It’s about policies, not a price tag.
Rather than the price tag of a “$3.5 trillion budget reconciliation package,” we should force moderates to debate what’s in it.
As Congress returns from August recess, they’re getting to the business of hashing out the particulars of the $3.5 trillion budget reconciliation package. Inside it are some of the most important legislative goals Democrats have run on for decades: climate action, reducing prescription drug prices, expanding the childhood tax credit, paid family leave, expanded home- and community-based care services, plugging holes in Medicare, and more.
The vast majority of these reforms — from Pharma to paid leave — enjoy broad bipartisan support in poll after poll. And yet moderate Democrats have been balking from the jump. A few weeks back, a motley crew of House moderates threatened to bolt over the choreography of the bill’s passage in the House vis-à-vis the bipartisan infrastructure bill. Just last week, three moderate friends of Pharma threatened to tank the effort to force prescription drug manufacturers to negotiate prices with Medicare. There’s been the usual grousing from moderate in chief Senator Joe Manchin and his protégé Senator Kyrsten Sinema. Most recently, Manchin announced from none other than the op-ed page of the Wall Street Journal (sort of a tell regarding to whom he’s really trying to signal), that he just couldn’t get behind a price tag of $3.5 trillion. His number was more like $1.5 trillion.
Manchin’s op-ed was followed by the requisite merry-go-round on the Sunday morning news shows generating yet another unhelpful round of coverage questioning what the Democrats could even get done.
However, lost in the discussion was what, exactly, Manchin wants to cut from the bill. Climate? Pharma? Universal pre-K? Implicit here is that the way we talk about public policy tends to focus on how much it costs or how it’s going to pass, de-emphasizing the problems we want to solve in the first place. By debating a “$3.5 trillion-dollar budget reconciliation package,” rather than the “climate, jobs, and justice package,” or whatever other substance-driven name we give it, we’re allowing Manchin and company to get away with forcing a debate over cost and process rather than policies and their consequences.
Think about it this way: What if I asked you if you wanted a $200,000 mortgage or a $25,000 auto loan? We can debate price tags all day, but without knowing the difference in the quality of a house or car a given price-point affords, the debate is misplaced at best. Now you might argue that what Manchin is doing is simply setting a budget, like you might if you were house or car shopping. The problem, though, is that we have the money. It’s just in the pockets of billionaires and corporations that have been playing games with the tax code to avoid paying it in taxes. And what Manchin and his acolytes aren’t telling us is that they’d rather keep letting their donors off the hook than force them to pay their fair share for critical investments in healthcare, green energy, or public education.
And we’re all falling for the trap. Progressives are pushing back by arguing that the higher price tag is inherently better. Rather than play into an argument about a price point, we need to refocus the conversation on the trade-off between achieving public policy goals that would benefit millions of Americans, or keeping billions of dollars in the hands of a few billionaires and corporations.
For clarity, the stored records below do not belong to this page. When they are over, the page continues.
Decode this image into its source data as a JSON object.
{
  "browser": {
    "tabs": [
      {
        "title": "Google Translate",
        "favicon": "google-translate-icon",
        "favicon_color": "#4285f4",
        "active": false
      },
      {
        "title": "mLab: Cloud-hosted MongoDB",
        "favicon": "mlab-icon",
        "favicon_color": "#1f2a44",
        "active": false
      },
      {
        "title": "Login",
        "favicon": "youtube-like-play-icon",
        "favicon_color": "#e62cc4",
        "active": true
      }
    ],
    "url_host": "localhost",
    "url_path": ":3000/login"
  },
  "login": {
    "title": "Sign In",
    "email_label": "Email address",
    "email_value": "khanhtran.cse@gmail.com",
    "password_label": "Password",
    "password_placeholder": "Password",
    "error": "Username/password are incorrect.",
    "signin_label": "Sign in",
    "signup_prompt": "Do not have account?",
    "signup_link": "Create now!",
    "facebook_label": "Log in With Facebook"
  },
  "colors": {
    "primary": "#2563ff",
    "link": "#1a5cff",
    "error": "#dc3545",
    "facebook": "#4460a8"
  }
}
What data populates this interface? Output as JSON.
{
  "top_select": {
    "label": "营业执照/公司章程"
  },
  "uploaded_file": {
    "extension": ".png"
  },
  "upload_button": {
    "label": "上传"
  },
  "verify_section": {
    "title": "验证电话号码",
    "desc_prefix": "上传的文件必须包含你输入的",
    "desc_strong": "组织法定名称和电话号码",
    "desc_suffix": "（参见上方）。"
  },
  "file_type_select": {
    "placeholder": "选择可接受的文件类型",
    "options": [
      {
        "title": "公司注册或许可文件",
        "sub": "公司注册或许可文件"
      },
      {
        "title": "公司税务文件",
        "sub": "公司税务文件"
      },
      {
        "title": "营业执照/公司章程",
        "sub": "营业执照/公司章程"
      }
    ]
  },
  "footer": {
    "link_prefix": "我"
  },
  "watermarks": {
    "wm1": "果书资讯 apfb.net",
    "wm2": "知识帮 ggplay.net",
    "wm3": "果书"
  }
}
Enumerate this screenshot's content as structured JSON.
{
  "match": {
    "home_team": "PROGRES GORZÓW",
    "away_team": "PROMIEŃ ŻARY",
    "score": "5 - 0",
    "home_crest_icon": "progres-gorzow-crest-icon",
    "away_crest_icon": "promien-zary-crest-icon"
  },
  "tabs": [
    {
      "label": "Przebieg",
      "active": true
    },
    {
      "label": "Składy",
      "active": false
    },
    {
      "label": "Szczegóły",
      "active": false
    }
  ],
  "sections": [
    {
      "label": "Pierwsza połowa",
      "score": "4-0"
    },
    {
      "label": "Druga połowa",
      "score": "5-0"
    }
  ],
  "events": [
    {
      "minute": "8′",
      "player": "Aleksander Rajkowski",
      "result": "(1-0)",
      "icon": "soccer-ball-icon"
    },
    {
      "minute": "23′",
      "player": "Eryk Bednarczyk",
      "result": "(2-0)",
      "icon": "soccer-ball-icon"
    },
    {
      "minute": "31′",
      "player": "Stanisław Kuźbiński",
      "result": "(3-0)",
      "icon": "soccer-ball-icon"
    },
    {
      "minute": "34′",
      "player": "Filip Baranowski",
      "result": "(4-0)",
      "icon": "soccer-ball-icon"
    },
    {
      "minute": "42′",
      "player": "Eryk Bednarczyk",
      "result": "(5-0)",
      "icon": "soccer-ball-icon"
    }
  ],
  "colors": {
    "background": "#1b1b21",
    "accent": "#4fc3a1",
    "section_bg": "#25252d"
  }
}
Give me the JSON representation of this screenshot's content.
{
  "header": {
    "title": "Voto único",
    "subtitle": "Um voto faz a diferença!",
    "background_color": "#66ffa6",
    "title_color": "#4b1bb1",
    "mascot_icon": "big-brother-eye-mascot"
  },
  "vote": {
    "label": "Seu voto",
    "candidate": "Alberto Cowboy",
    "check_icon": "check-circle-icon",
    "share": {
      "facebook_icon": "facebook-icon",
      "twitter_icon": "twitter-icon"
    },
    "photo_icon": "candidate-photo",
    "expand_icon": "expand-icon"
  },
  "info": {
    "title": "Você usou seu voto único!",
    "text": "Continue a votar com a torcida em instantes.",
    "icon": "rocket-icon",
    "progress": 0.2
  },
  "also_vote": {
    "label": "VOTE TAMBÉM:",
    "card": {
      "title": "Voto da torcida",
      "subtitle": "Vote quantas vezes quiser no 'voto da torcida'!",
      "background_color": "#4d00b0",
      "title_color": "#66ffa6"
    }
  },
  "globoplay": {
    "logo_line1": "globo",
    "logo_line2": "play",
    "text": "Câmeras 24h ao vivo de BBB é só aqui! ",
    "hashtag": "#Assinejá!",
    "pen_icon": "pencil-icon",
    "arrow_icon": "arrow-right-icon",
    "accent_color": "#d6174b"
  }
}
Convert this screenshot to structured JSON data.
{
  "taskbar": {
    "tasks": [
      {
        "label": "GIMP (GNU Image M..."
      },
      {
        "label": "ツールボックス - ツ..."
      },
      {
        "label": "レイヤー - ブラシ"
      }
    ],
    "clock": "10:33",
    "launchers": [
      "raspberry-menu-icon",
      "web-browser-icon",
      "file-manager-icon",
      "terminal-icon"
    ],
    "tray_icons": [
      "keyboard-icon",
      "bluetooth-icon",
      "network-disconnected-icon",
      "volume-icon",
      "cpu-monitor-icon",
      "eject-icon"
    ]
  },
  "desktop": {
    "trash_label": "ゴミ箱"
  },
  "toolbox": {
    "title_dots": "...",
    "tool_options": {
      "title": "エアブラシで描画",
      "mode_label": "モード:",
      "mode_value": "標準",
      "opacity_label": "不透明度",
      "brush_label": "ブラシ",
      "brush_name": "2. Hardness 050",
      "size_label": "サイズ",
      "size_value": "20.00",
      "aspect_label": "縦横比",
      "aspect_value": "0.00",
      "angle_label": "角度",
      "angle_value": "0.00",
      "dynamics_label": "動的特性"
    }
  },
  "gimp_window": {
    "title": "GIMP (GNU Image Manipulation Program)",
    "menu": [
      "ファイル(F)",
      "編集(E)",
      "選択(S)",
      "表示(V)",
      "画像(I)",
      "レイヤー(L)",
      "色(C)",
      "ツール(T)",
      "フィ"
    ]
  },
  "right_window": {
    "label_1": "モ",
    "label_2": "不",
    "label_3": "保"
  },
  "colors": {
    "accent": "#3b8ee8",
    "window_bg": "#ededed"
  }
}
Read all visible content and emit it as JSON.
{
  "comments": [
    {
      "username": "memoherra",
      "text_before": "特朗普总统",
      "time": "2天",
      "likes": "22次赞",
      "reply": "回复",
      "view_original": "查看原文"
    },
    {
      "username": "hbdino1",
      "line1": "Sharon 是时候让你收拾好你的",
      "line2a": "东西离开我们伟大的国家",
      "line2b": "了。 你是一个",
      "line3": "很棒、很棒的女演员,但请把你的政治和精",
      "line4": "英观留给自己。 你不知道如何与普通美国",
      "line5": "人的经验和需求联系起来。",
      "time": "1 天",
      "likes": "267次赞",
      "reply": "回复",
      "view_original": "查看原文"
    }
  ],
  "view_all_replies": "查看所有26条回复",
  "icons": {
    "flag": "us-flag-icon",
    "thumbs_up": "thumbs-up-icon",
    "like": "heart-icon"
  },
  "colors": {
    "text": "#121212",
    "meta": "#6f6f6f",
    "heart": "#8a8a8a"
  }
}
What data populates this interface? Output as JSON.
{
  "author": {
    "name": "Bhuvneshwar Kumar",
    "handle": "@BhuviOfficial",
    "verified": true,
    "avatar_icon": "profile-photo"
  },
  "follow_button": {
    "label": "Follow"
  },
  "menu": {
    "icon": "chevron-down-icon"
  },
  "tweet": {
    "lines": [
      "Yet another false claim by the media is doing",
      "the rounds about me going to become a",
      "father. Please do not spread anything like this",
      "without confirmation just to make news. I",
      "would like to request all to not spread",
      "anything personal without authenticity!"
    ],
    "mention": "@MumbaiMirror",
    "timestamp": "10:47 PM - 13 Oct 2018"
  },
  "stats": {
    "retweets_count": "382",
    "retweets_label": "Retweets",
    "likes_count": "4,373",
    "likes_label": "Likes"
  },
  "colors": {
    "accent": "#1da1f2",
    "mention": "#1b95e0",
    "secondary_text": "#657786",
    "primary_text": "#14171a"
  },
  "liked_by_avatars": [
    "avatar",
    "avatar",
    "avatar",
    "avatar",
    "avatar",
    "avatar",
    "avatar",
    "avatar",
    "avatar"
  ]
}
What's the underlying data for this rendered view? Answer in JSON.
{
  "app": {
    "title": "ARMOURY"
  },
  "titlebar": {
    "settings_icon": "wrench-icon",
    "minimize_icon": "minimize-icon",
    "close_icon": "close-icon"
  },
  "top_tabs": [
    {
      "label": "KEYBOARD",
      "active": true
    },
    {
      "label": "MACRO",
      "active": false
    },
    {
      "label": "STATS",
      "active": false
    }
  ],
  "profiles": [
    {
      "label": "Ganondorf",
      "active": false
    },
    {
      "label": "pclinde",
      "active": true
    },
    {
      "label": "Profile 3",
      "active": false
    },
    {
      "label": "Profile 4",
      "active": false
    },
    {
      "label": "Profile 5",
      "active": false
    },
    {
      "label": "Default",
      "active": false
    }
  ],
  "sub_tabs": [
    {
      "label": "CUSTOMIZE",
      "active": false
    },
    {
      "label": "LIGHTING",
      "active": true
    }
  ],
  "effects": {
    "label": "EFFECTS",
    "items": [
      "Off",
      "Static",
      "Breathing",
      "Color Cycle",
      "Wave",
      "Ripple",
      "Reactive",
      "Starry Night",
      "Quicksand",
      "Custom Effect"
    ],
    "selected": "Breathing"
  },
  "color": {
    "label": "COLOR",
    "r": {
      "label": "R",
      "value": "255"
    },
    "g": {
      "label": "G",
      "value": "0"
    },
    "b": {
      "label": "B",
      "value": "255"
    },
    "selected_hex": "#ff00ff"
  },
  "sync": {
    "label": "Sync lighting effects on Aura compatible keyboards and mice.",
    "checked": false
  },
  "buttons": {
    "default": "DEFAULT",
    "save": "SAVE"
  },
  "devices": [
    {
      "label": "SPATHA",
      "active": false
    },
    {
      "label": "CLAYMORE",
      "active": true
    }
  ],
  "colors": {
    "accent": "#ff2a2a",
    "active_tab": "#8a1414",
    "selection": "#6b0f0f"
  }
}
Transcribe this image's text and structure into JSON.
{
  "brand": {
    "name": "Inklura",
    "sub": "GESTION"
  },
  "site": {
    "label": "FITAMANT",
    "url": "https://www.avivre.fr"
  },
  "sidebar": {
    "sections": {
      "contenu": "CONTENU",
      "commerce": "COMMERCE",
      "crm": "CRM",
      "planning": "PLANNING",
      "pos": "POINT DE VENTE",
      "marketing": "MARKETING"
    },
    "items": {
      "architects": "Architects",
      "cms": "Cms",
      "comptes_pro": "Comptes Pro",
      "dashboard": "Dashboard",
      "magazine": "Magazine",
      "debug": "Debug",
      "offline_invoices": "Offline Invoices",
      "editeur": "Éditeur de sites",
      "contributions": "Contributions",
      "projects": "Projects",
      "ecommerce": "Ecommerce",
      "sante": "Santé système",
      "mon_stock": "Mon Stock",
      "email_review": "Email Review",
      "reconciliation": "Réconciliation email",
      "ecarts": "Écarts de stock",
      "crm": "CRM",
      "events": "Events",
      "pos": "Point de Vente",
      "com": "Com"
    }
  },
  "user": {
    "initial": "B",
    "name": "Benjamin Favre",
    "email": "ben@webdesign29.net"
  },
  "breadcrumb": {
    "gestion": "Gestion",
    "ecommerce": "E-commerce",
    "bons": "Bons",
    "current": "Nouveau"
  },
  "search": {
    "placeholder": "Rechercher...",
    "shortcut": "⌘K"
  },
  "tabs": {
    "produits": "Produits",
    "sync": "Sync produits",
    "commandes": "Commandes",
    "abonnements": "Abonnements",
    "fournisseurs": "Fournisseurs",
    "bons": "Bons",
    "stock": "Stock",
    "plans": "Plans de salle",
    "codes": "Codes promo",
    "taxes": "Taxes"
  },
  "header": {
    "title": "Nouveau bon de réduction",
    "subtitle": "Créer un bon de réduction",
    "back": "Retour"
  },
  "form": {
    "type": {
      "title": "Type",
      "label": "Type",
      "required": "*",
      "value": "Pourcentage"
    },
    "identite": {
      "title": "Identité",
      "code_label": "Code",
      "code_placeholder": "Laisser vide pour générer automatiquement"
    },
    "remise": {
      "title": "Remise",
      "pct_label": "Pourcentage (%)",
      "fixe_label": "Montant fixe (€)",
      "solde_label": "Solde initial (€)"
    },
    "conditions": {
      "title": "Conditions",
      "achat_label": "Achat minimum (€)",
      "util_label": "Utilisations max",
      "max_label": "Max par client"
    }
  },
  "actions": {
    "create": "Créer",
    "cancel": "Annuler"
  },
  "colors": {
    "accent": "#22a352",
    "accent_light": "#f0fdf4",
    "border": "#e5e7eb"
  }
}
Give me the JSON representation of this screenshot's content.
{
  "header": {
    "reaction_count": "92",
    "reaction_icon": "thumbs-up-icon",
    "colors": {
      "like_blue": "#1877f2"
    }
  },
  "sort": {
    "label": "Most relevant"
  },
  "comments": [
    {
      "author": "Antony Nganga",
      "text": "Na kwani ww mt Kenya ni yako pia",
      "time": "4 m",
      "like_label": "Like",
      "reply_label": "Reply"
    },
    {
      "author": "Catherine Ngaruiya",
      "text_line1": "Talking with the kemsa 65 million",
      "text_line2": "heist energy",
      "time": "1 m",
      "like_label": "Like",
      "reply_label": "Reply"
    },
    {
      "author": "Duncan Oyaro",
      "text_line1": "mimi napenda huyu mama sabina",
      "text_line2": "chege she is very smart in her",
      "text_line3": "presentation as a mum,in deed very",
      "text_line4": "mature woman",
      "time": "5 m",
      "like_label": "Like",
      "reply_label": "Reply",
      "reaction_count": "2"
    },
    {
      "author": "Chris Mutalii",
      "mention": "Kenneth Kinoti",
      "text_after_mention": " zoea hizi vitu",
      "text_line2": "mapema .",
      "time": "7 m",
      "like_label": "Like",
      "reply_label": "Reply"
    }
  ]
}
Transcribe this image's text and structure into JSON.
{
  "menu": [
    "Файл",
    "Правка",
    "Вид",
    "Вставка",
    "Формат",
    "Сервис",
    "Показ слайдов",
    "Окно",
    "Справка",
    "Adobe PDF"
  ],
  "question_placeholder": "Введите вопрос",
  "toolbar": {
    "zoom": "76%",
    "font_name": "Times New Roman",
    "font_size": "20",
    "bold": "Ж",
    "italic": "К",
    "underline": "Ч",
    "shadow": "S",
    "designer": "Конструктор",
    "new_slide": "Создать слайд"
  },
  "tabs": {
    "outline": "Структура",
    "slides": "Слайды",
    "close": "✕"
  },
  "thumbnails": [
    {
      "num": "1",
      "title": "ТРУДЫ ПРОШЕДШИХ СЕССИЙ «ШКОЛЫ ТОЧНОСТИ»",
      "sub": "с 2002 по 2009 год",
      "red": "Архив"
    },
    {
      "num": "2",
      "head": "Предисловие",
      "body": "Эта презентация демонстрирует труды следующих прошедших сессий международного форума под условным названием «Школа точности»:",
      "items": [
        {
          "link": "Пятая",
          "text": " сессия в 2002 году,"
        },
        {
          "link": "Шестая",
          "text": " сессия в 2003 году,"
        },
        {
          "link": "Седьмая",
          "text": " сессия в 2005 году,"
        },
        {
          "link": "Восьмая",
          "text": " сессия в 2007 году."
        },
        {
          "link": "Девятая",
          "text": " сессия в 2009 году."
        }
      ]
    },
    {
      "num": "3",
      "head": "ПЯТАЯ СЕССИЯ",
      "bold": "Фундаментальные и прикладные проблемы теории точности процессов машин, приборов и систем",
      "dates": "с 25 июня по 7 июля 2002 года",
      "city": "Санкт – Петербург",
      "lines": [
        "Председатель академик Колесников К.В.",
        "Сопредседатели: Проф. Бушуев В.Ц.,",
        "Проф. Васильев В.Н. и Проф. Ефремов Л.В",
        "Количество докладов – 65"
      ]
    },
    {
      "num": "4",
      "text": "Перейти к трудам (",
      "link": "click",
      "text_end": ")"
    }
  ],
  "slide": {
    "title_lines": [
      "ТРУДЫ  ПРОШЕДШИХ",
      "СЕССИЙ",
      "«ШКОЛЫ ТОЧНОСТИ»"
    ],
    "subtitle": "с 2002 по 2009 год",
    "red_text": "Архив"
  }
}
This package has the capacity to fundamentally remake America’s future through investments in education, clean energy, healthcare, and family leave. But that’s not the only way it could reshape America. Young people, progressives, and communities of color are watching to see if Democrats can finally deliver on their promises. Success here will motivate these critical voting groups to continue to show up at the polls, promising to build on their gains. Failure may mean apathy in the coming midterms.
And, given the state of Donald Trump’s Republican party, apathy could cost us our democracy itself.